We hope this guide empowers you to make some incredible changes that you will stick to. We are always on-hand if you have any questions or need any additional advice. We love talking about sustainability and sharing our knowledge so don’t hesitate to contact us if you need support, or have hit a plateau and need a little chivvy along the way. 

Now, all that’s left is to wish you luck and we can’t wait to see and hear about your journey towards becoming a Net Zero Hero 🦸‍♀️

From the team at &Keep

Glossary & Helpful Terms

B Corp: B Corporations are businesses that meet the highest standards of verified social and environmental performance, public transparency, and legal accountability to balance profit and purpose. They work to redefine what success in business means and help to build a more inclusive and sustainable economy.

Biodegradable: An item that will naturally break down over time with the help of bacteria meaning it won’t end up adding to our landfill problem.

BPA: Otherwise known as Bisphenol A, this is an industrial chemical used to make certain plastics and resins since the 1960s. It is often found in food containers and water bottles. Over exposure to BPA may cause certain health conditions, especially for pregnant women and young children. BPA-free plastic is now easy to get hold of and is better for us and the environment. 

Carbon Synching: Removing CO2 from the atmosphere as quickly, or faster, than a business is emitting it. 

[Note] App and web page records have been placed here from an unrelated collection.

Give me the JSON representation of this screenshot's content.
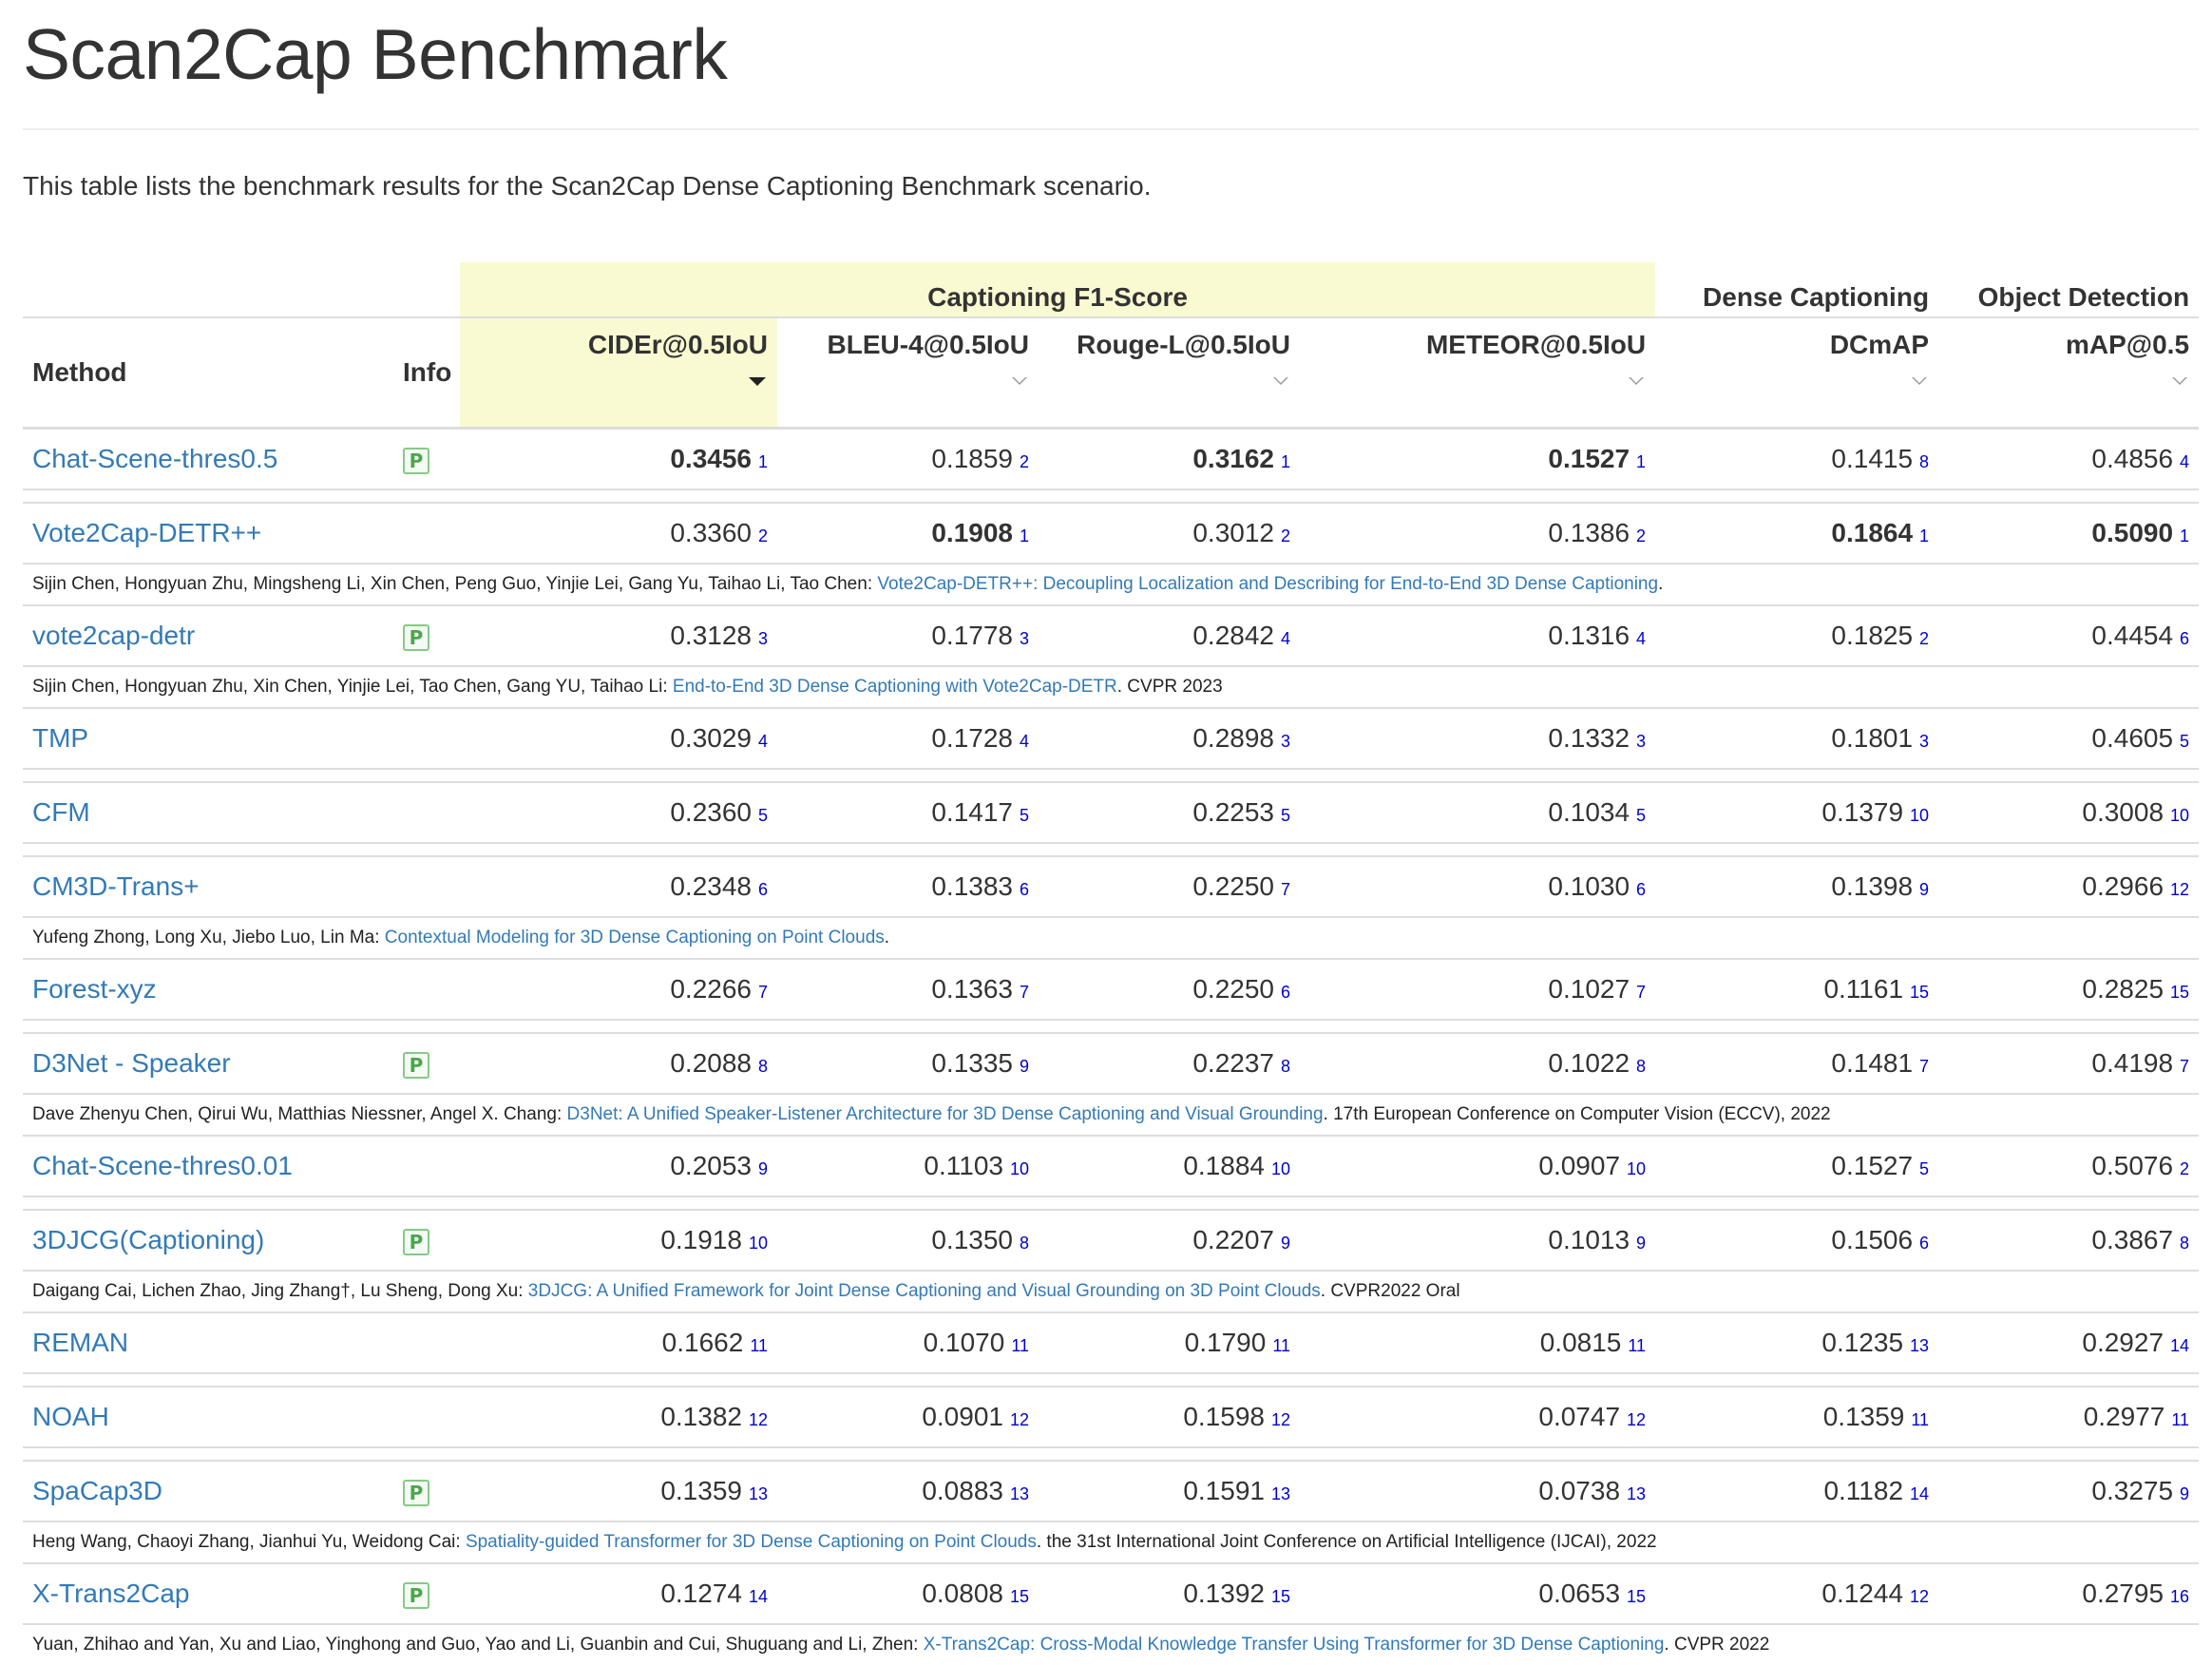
{
  "page": {
    "title": "Scan2Cap Benchmark",
    "intro": "This table lists the benchmark results for the Scan2Cap Dense Captioning Benchmark scenario."
  },
  "table": {
    "group_headers": {
      "captioning": "Captioning F1-Score",
      "dense": "Dense Captioning",
      "detection": "Object Detection"
    },
    "column_headers": {
      "method": "Method",
      "info": "Info",
      "cider": "CIDEr@0.5IoU",
      "bleu": "BLEU-4@0.5IoU",
      "rouge": "Rouge-L@0.5IoU",
      "meteor": "METEOR@0.5IoU",
      "dcmap": "DCmAP",
      "map": "mAP@0.5"
    },
    "sort": {
      "active_column": "cider",
      "direction": "descending"
    },
    "info_badge": "P",
    "rows": [
      {
        "method": "Chat-Scene-thres0.5",
        "info": "P",
        "cider": {
          "v": "0.3456",
          "r": "1",
          "best": true
        },
        "bleu": {
          "v": "0.1859",
          "r": "2",
          "best": false
        },
        "rouge": {
          "v": "0.3162",
          "r": "1",
          "best": true
        },
        "meteor": {
          "v": "0.1527",
          "r": "1",
          "best": true
        },
        "dcmap": {
          "v": "0.1415",
          "r": "8",
          "best": false
        },
        "map": {
          "v": "0.4856",
          "r": "4",
          "best": false
        },
        "cite": null
      },
      {
        "method": "Vote2Cap-DETR++",
        "info": "",
        "cider": {
          "v": "0.3360",
          "r": "2",
          "best": false
        },
        "bleu": {
          "v": "0.1908",
          "r": "1",
          "best": true
        },
        "rouge": {
          "v": "0.3012",
          "r": "2",
          "best": false
        },
        "meteor": {
          "v": "0.1386",
          "r": "2",
          "best": false
        },
        "dcmap": {
          "v": "0.1864",
          "r": "1",
          "best": true
        },
        "map": {
          "v": "0.5090",
          "r": "1",
          "best": true
        },
        "cite": {
          "authors": "Sijin Chen, Hongyuan Zhu, Mingsheng Li, Xin Chen, Peng Guo, Yinjie Lei, Gang Yu, Taihao Li, Tao Chen: ",
          "link": "Vote2Cap-DETR++: Decoupling Localization and Describing for End-to-End 3D Dense Captioning",
          "venue": "."
        }
      },
      {
        "method": "vote2cap-detr",
        "info": "P",
        "cider": {
          "v": "0.3128",
          "r": "3",
          "best": false
        },
        "bleu": {
          "v": "0.1778",
          "r": "3",
          "best": false
        },
        "rouge": {
          "v": "0.2842",
          "r": "4",
          "best": false
        },
        "meteor": {
          "v": "0.1316",
          "r": "4",
          "best": false
        },
        "dcmap": {
          "v": "0.1825",
          "r": "2",
          "best": false
        },
        "map": {
          "v": "0.4454",
          "r": "6",
          "best": false
        },
        "cite": {
          "authors": "Sijin Chen, Hongyuan Zhu, Xin Chen, Yinjie Lei, Tao Chen, Gang YU, Taihao Li: ",
          "link": "End-to-End 3D Dense Captioning with Vote2Cap-DETR",
          "venue": ". CVPR 2023"
        }
      },
      {
        "method": "TMP",
        "info": "",
        "cider": {
          "v": "0.3029",
          "r": "4",
          "best": false
        },
        "bleu": {
          "v": "0.1728",
          "r": "4",
          "best": false
        },
        "rouge": {
          "v": "0.2898",
          "r": "3",
          "best": false
        },
        "meteor": {
          "v": "0.1332",
          "r": "3",
          "best": false
        },
        "dcmap": {
          "v": "0.1801",
          "r": "3",
          "best": false
        },
        "map": {
          "v": "0.4605",
          "r": "5",
          "best": false
        },
        "cite": null
      },
      {
        "method": "CFM",
        "info": "",
        "cider": {
          "v": "0.2360",
          "r": "5",
          "best": false
        },
        "bleu": {
          "v": "0.1417",
          "r": "5",
          "best": false
        },
        "rouge": {
          "v": "0.2253",
          "r": "5",
          "best": false
        },
        "meteor": {
          "v": "0.1034",
          "r": "5",
          "best": false
        },
        "dcmap": {
          "v": "0.1379",
          "r": "10",
          "best": false
        },
        "map": {
          "v": "0.3008",
          "r": "10",
          "best": false
        },
        "cite": null
      },
      {
        "method": "CM3D-Trans+",
        "info": "",
        "cider": {
          "v": "0.2348",
          "r": "6",
          "best": false
        },
        "bleu": {
          "v": "0.1383",
          "r": "6",
          "best": false
        },
        "rouge": {
          "v": "0.2250",
          "r": "7",
          "best": false
        },
        "meteor": {
          "v": "0.1030",
          "r": "6",
          "best": false
        },
        "dcmap": {
          "v": "0.1398",
          "r": "9",
          "best": false
        },
        "map": {
          "v": "0.2966",
          "r": "12",
          "best": false
        },
        "cite": {
          "authors": "Yufeng Zhong, Long Xu, Jiebo Luo, Lin Ma: ",
          "link": "Contextual Modeling for 3D Dense Captioning on Point Clouds",
          "venue": "."
        }
      },
      {
        "method": "Forest-xyz",
        "info": "",
        "cider": {
          "v": "0.2266",
          "r": "7",
          "best": false
        },
        "bleu": {
          "v": "0.1363",
          "r": "7",
          "best": false
        },
        "rouge": {
          "v": "0.2250",
          "r": "6",
          "best": false
        },
        "meteor": {
          "v": "0.1027",
          "r": "7",
          "best": false
        },
        "dcmap": {
          "v": "0.1161",
          "r": "15",
          "best": false
        },
        "map": {
          "v": "0.2825",
          "r": "15",
          "best": false
        },
        "cite": null
      },
      {
        "method": "D3Net - Speaker",
        "info": "P",
        "cider": {
          "v": "0.2088",
          "r": "8",
          "best": false
        },
        "bleu": {
          "v": "0.1335",
          "r": "9",
          "best": false
        },
        "rouge": {
          "v": "0.2237",
          "r": "8",
          "best": false
        },
        "meteor": {
          "v": "0.1022",
          "r": "8",
          "best": false
        },
        "dcmap": {
          "v": "0.1481",
          "r": "7",
          "best": false
        },
        "map": {
          "v": "0.4198",
          "r": "7",
          "best": false
        },
        "cite": {
          "authors": "Dave Zhenyu Chen, Qirui Wu, Matthias Niessner, Angel X. Chang: ",
          "link": "D3Net: A Unified Speaker-Listener Architecture for 3D Dense Captioning and Visual Grounding",
          "venue": ". 17th European Conference on Computer Vision (ECCV), 2022"
        }
      },
      {
        "method": "Chat-Scene-thres0.01",
        "info": "",
        "cider": {
          "v": "0.2053",
          "r": "9",
          "best": false
        },
        "bleu": {
          "v": "0.1103",
          "r": "10",
          "best": false
        },
        "rouge": {
          "v": "0.1884",
          "r": "10",
          "best": false
        },
        "meteor": {
          "v": "0.0907",
          "r": "10",
          "best": false
        },
        "dcmap": {
          "v": "0.1527",
          "r": "5",
          "best": false
        },
        "map": {
          "v": "0.5076",
          "r": "2",
          "best": false
        },
        "cite": null
      },
      {
        "method": "3DJCG(Captioning)",
        "info": "P",
        "cider": {
          "v": "0.1918",
          "r": "10",
          "best": false
        },
        "bleu": {
          "v": "0.1350",
          "r": "8",
          "best": false
        },
        "rouge": {
          "v": "0.2207",
          "r": "9",
          "best": false
        },
        "meteor": {
          "v": "0.1013",
          "r": "9",
          "best": false
        },
        "dcmap": {
          "v": "0.1506",
          "r": "6",
          "best": false
        },
        "map": {
          "v": "0.3867",
          "r": "8",
          "best": false
        },
        "cite": {
          "authors": "Daigang Cai, Lichen Zhao, Jing Zhang†, Lu Sheng, Dong Xu: ",
          "link": "3DJCG: A Unified Framework for Joint Dense Captioning and Visual Grounding on 3D Point Clouds",
          "venue": ". CVPR2022 Oral"
        }
      },
      {
        "method": "REMAN",
        "info": "",
        "cider": {
          "v": "0.1662",
          "r": "11",
          "best": false
        },
        "bleu": {
          "v": "0.1070",
          "r": "11",
          "best": false
        },
        "rouge": {
          "v": "0.1790",
          "r": "11",
          "best": false
        },
        "meteor": {
          "v": "0.0815",
          "r": "11",
          "best": false
        },
        "dcmap": {
          "v": "0.1235",
          "r": "13",
          "best": false
        },
        "map": {
          "v": "0.2927",
          "r": "14",
          "best": false
        },
        "cite": null
      },
      {
        "method": "NOAH",
        "info": "",
        "cider": {
          "v": "0.1382",
          "r": "12",
          "best": false
        },
        "bleu": {
          "v": "0.0901",
          "r": "12",
          "best": false
        },
        "rouge": {
          "v": "0.1598",
          "r": "12",
          "best": false
        },
        "meteor": {
          "v": "0.0747",
          "r": "12",
          "best": false
        },
        "dcmap": {
          "v": "0.1359",
          "r": "11",
          "best": false
        },
        "map": {
          "v": "0.2977",
          "r": "11",
          "best": false
        },
        "cite": null
      },
      {
        "method": "SpaCap3D",
        "info": "P",
        "cider": {
          "v": "0.1359",
          "r": "13",
          "best": false
        },
        "bleu": {
          "v": "0.0883",
          "r": "13",
          "best": false
        },
        "rouge": {
          "v": "0.1591",
          "r": "13",
          "best": false
        },
        "meteor": {
          "v": "0.0738",
          "r": "13",
          "best": false
        },
        "dcmap": {
          "v": "0.1182",
          "r": "14",
          "best": false
        },
        "map": {
          "v": "0.3275",
          "r": "9",
          "best": false
        },
        "cite": {
          "authors": "Heng Wang, Chaoyi Zhang, Jianhui Yu, Weidong Cai: ",
          "link": "Spatiality-guided Transformer for 3D Dense Captioning on Point Clouds",
          "venue": ". the 31st International Joint Conference on Artificial Intelligence (IJCAI), 2022"
        }
      },
      {
        "method": "X-Trans2Cap",
        "info": "P",
        "cider": {
          "v": "0.1274",
          "r": "14",
          "best": false
        },
        "bleu": {
          "v": "0.0808",
          "r": "15",
          "best": false
        },
        "rouge": {
          "v": "0.1392",
          "r": "15",
          "best": false
        },
        "meteor": {
          "v": "0.0653",
          "r": "15",
          "best": false
        },
        "dcmap": {
          "v": "0.1244",
          "r": "12",
          "best": false
        },
        "map": {
          "v": "0.2795",
          "r": "16",
          "best": false
        },
        "cite": {
          "authors": "Yuan, Zhihao and Yan, Xu and Liao, Yinghong and Guo, Yao and Li, Guanbin and Cui, Shuguang and Li, Zhen: ",
          "link": "X-Trans2Cap: Cross-Modal Knowledge Transfer Using Transformer for 3D Dense Captioning",
          "venue": ". CVPR 2022"
        }
      }
    ]
  }
}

Compostable: Something that can be used as compost when it decays. However, some of these items, such as compostable plastics, can’t be home composted and require an industrial composter to break them down. 

Dioxins: These are a group of chemical compounds that pollute the earth by remaining in the soil, air and water for many years. They derive from human activity such as burning fossil fuels and incinerating waste. 

Green Washing: This is when a company claims that their product is environmentally friendly, even when it isn’t. Many large corporations are guilty of this and use clever marketing to hide the reality. 

Nurdles: Small plastic pellets, the size of a lentil, that are used in the manufacture of all plastic products. Many end up getting washed up on beaches and are damaging to wildlife. 

Photovoltaics: This is often shortened to PV and is the use of solar cells to convert light from the sun into electricity. 

Sustainability: Living sustainably means meeting our own needs without compromising the world we live in or depleting its natural resources. 

Water Footprint: Like a carbon footprint, but this measures the amount of water used to produce each item or service we use. 

Zero Waste: A recent movement where people try to create no waste that could end up in landfill. This is often done by re-using items, growing their own vegetables and limiting the amount that they send to be recycled.